Our adopted classmate, Jim Wright, has written a new book called Those Who Have Borne The Battle. In it, he refers not to Vietnam, but to the war in Korea as “the missing chapter, the absent lesson in American military history.” We did not learn. In his review of Mr. Wright’s book in the New York Times Book Review of 27 May 2012, Andrew J. Bacevich concludes that “war was becoming amorphous – undeclared, lacking clear objectives, with victory as such no longer the goal.” Clearly, Korea was but a precursor to Vietnam.
The Vietnamese, of course, were not at all impressed by even so powerful a nation as America. They had waged active war against colonial powers since at least the 1920’s when a young Vietnamese nationalist, later known as Ho Chi Minh, was in the U.S. studying. He wrote letters to U.S. presidents asking for their help in ridding his country of French colonialism. They were ignored. American involvement began in earnest in 1965. It ended with our defeat in 1975. Vietnam remains Communist to this day.
Early in my active-duty years, 1967-1971, I was legal counsel to the Physical Disability Review Board at St. Albans Naval Hospital in New York. The board’s purpose was to meet with wounded sailors and marines, and to evaluate and to pass judgment on the degree of their disabilities. I remember learned discussions among the medicos as to exactly how much a twenty-year-old with only half a right hand or no legs below his knee would be worth the rest of his life. One young man had his forehead blown away, an involuntary pre-frontal lobotomy. He seemed only vaguely amused at the proceedings. Later, I was assigned to the trial team at Brooklyn Naval Station where I both prosecuted and defended errant sailors and marines who had run afoul of the Code of Military Justice.
As the war increased, I felt increasingly betrayed. For the first time, I realized that my government would lie to its citizens. There was General Westmoreland with his absurd search and destroy missions that turned out to be far more destroy than search. There was Cally’s slaughter of 104 civilians in a ditch at My Lai. There was McNamara, who now admits, with blood on his hands, “we were wrong, terribly wrong.”
And of course, there was Nixon, invading Laos, first with carpet-bombing. Then, he crossed the frontier of Laos with an invasion force of 600,000 U.S. and South Vietnamese troops, all the while loudly proclaiming “This is not an invasion of Laos.” This same Nixon also loudly proclaimed, “I am not a crook” as he decamped from the White House one step away from the Attorney General.There was the unholy alliance of Nixon and Kissinger who during peace talks conspired to bargain away men’s lives for the hope of political advantage.
When the war ended after ten years and more than 58,000 American deaths, plus another 350,000 wounded, I took comfort in one thought: At least we will never fight such a stupid war again.
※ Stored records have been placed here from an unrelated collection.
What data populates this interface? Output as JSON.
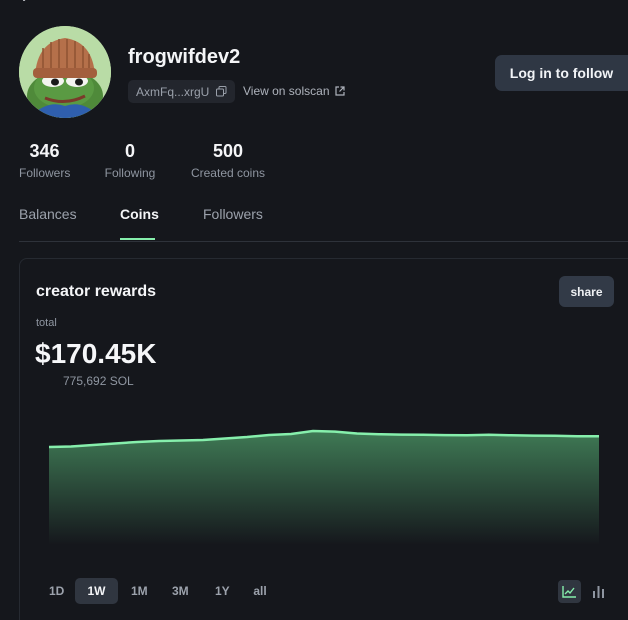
{
  "profile": {
    "username": "frogwifdev2",
    "address_short": "AxmFq...xrgU",
    "solscan_label": "View on solscan",
    "login_label": "Log in to follow"
  },
  "stats": [
    {
      "value": "346",
      "label": "Followers"
    },
    {
      "value": "0",
      "label": "Following"
    },
    {
      "value": "500",
      "label": "Created coins"
    }
  ],
  "tabs": [
    {
      "label": "Balances",
      "active": false
    },
    {
      "label": "Coins",
      "active": true
    },
    {
      "label": "Followers",
      "active": false
    }
  ],
  "rewards": {
    "title": "creator rewards",
    "share_label": "share",
    "total_label": "total",
    "total_value": "$170.45K",
    "sol_value": "775,692 SOL"
  },
  "ranges": [
    {
      "label": "1D",
      "active": false
    },
    {
      "label": "1W",
      "active": true
    },
    {
      "label": "1M",
      "active": false
    },
    {
      "label": "3M",
      "active": false
    },
    {
      "label": "1Y",
      "active": false
    },
    {
      "label": "all",
      "active": false
    }
  ],
  "view_toggle": {
    "line_active": true,
    "bar_active": false
  },
  "colors": {
    "accent": "#86efac",
    "chart_fill_top": "#3f7a55",
    "background": "#15171c"
  },
  "chart_data": {
    "type": "area",
    "points": [
      0,
      0.5,
      2,
      3.5,
      5,
      6,
      6.5,
      7,
      8.5,
      10,
      12,
      13,
      16,
      15.4,
      13.5,
      12.8,
      12.4,
      12.2,
      11.9,
      11.7,
      12.2,
      11.7,
      11.4,
      11.3,
      10.8,
      10.8
    ]
  }
}
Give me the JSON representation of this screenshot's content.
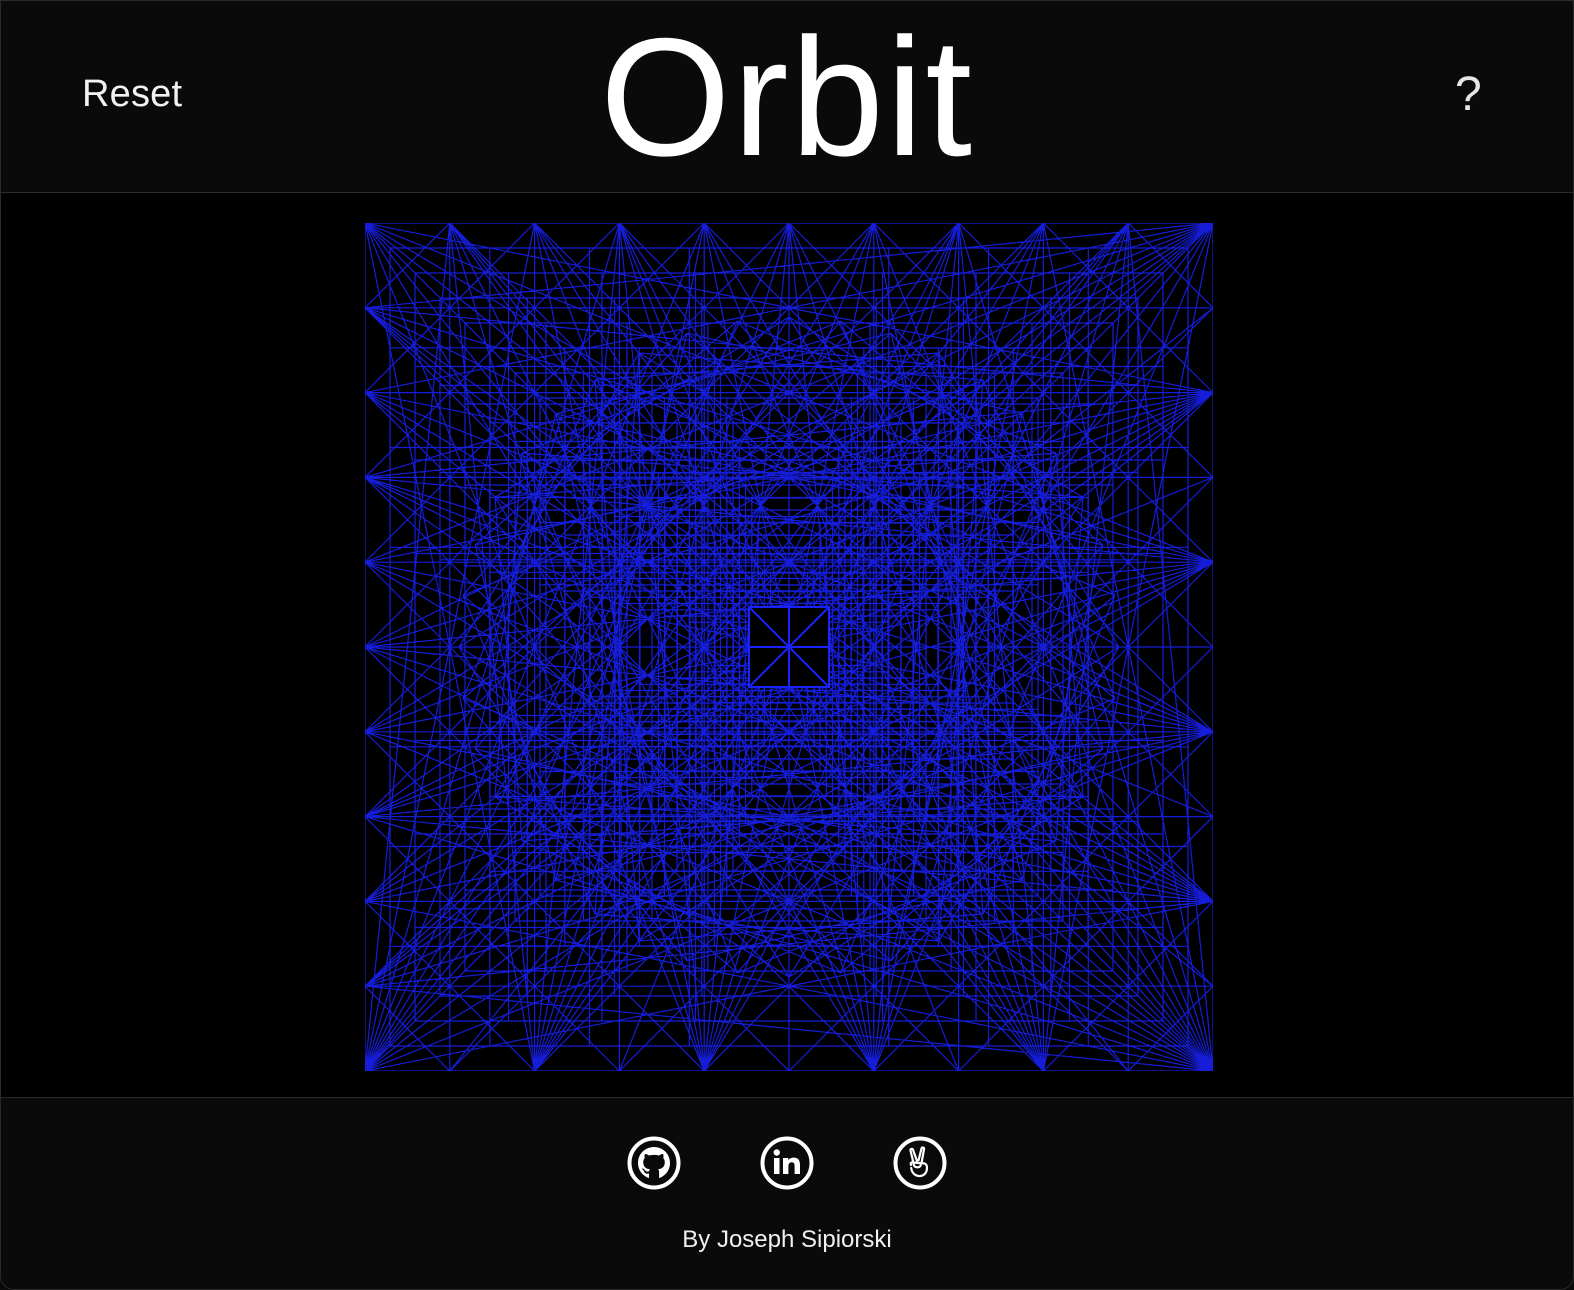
{
  "header": {
    "reset_label": "Reset",
    "title": "Orbit",
    "help_label": "?"
  },
  "visualization": {
    "type": "wireframe-pattern",
    "line_color": "#1a22ff",
    "background_color": "#000000"
  },
  "footer": {
    "links": [
      {
        "name": "github",
        "icon": "github-icon"
      },
      {
        "name": "linkedin",
        "icon": "linkedin-icon"
      },
      {
        "name": "angellist",
        "icon": "angellist-icon"
      }
    ],
    "credit": "By Joseph Sipiorski"
  },
  "colors": {
    "page_background": "#0a0a0a",
    "canvas_background": "#000000",
    "text": "#ffffff",
    "accent": "#1a22ff"
  }
}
But that was before the war in Iraq.
Also read JAI director Tracy Metz’s introduction (December 2), editor Phillip C. Schaefer’s introduction (December 4), and the essay by veteran Glen Kendall (December 9), the essay by Karl F. Winkler (December 14), the essay by George J. Fesus (December 16), the essay by veteran Carl DuRei (December 18), and the essay by James Laughlin (December 21), the essay by John T. Lane (December 23), and the essay by Bud McGrath (December 27).